What does, in such a case, the work of the European External Action Service look like?

We have a geographical service employing people dealing with a certain region, in that case it is North Africa and Middle East and its Managing director Mr. Mingarelli, former deputy director general in DG RELEX. We also have another player, the EU special representative to the Southern Mediterranean, Bernardino Leon, who was appointed couple of months ago and his main task is to engage with the new authorities and civil societies in those countries. But depending on the situation, we mobilize different parts of the house and we manage different things. Whether we speak about crisis response in short term, or any kind of a long attending engagement, we can rely on different parts of this service. The purpose is to have everyone in a single service.

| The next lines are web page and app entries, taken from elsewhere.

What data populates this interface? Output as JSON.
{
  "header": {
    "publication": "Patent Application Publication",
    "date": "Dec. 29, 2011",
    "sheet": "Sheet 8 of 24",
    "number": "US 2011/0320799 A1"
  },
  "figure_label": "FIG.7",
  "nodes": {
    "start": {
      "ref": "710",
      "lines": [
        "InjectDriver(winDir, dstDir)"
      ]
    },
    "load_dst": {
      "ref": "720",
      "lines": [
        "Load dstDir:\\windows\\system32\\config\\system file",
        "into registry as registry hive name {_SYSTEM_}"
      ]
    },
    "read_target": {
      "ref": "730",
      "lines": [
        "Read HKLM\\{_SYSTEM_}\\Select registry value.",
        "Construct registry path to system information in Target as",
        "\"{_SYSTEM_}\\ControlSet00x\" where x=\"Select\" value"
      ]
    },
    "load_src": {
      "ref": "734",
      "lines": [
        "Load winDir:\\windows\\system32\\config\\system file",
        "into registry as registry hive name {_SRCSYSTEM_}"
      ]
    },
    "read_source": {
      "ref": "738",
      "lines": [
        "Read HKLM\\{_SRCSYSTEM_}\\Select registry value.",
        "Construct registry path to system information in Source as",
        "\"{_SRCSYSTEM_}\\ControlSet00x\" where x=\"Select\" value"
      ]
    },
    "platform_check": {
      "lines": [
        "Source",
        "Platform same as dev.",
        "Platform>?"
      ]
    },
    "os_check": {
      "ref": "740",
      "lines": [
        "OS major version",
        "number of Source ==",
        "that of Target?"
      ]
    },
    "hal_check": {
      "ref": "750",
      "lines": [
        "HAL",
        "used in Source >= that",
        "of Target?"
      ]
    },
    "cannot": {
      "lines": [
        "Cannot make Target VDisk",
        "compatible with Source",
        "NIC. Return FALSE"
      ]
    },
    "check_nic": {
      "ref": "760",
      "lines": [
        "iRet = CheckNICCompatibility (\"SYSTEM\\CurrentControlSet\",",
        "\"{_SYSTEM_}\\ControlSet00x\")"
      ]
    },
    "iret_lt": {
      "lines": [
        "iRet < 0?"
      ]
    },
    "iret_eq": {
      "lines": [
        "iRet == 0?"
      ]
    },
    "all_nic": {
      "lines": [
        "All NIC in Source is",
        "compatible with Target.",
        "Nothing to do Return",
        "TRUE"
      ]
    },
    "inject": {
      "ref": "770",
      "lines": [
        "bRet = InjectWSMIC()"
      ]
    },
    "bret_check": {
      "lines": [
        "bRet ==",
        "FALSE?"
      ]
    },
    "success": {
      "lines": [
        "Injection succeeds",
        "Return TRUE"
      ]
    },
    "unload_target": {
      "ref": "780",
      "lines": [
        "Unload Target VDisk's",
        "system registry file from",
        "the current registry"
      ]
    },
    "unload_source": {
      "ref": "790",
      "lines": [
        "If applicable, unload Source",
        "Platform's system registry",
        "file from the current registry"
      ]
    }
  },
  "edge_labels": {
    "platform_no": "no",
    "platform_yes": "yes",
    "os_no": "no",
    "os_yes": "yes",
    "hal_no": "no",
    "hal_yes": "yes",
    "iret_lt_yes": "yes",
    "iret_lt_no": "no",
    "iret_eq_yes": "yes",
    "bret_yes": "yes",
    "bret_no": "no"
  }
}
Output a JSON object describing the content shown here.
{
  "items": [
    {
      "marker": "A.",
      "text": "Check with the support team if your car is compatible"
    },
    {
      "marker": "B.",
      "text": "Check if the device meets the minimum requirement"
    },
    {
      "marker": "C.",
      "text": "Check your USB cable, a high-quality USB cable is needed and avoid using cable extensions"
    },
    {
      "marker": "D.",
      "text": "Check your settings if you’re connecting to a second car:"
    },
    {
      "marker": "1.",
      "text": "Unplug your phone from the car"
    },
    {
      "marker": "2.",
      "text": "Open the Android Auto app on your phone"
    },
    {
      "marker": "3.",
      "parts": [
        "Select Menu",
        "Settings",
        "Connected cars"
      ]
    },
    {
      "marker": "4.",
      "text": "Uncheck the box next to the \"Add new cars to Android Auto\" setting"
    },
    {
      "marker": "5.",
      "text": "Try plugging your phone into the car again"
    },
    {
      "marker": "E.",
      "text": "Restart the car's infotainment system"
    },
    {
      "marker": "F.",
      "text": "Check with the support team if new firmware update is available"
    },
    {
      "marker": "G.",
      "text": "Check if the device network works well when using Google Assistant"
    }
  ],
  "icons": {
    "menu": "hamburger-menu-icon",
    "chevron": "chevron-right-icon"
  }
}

Some academics argue that the catchy phrase of an ambitious “Global Europe” has expired and that this age should be about Strategic or Selective Europe. What are the main points on the EEAS strategic agenda?

The priorities were identified by Cathy Ashton by the beginning of her mandate. We may adapt a couple of things but what she said one year ago is still very valid. First priority is to concentrate on the neighbourhood, and it was validated by events in North Africa. Furthermore, we focus on strategic partnerships, which combine traditional partners like the US, but also the new partners of emerging new governments. She has also invested heavily in building up a relationship with Russia, with China and with Turkey, which is an increasingly important player, particularly in the region of the Middle East. She has also devoted a lot of time and attention to the setting up of the Service, which is an on-going process. But I think that horizontal priorities of hers are very much reflected in what we do in the EEAS such as Human Rights Policy.

How do you see a future of the EEAS, where is it heading to?

We should be able to demonstrate our added value. That is what everybody expects. We are able to show what we, as a new Service, can do differently. We can use different instruments in coordinated ways such as development, traditional diplomacy and elements of defence policy in a single institutional framework what is a new quality. Soon, we will start programming our financial instruments for the next seven years budget as of 2014. Furthermore, we will continue our engagement in a neighbourhood area. And of course, we will work on synergy or better coordination between civilian and military actors, for example, trying to focus on security and development actors. Americans are doing the same, the World Bank is doing the same, and many European countries are very much engaged in building up that kind of an approach.

by Lucia Mrázová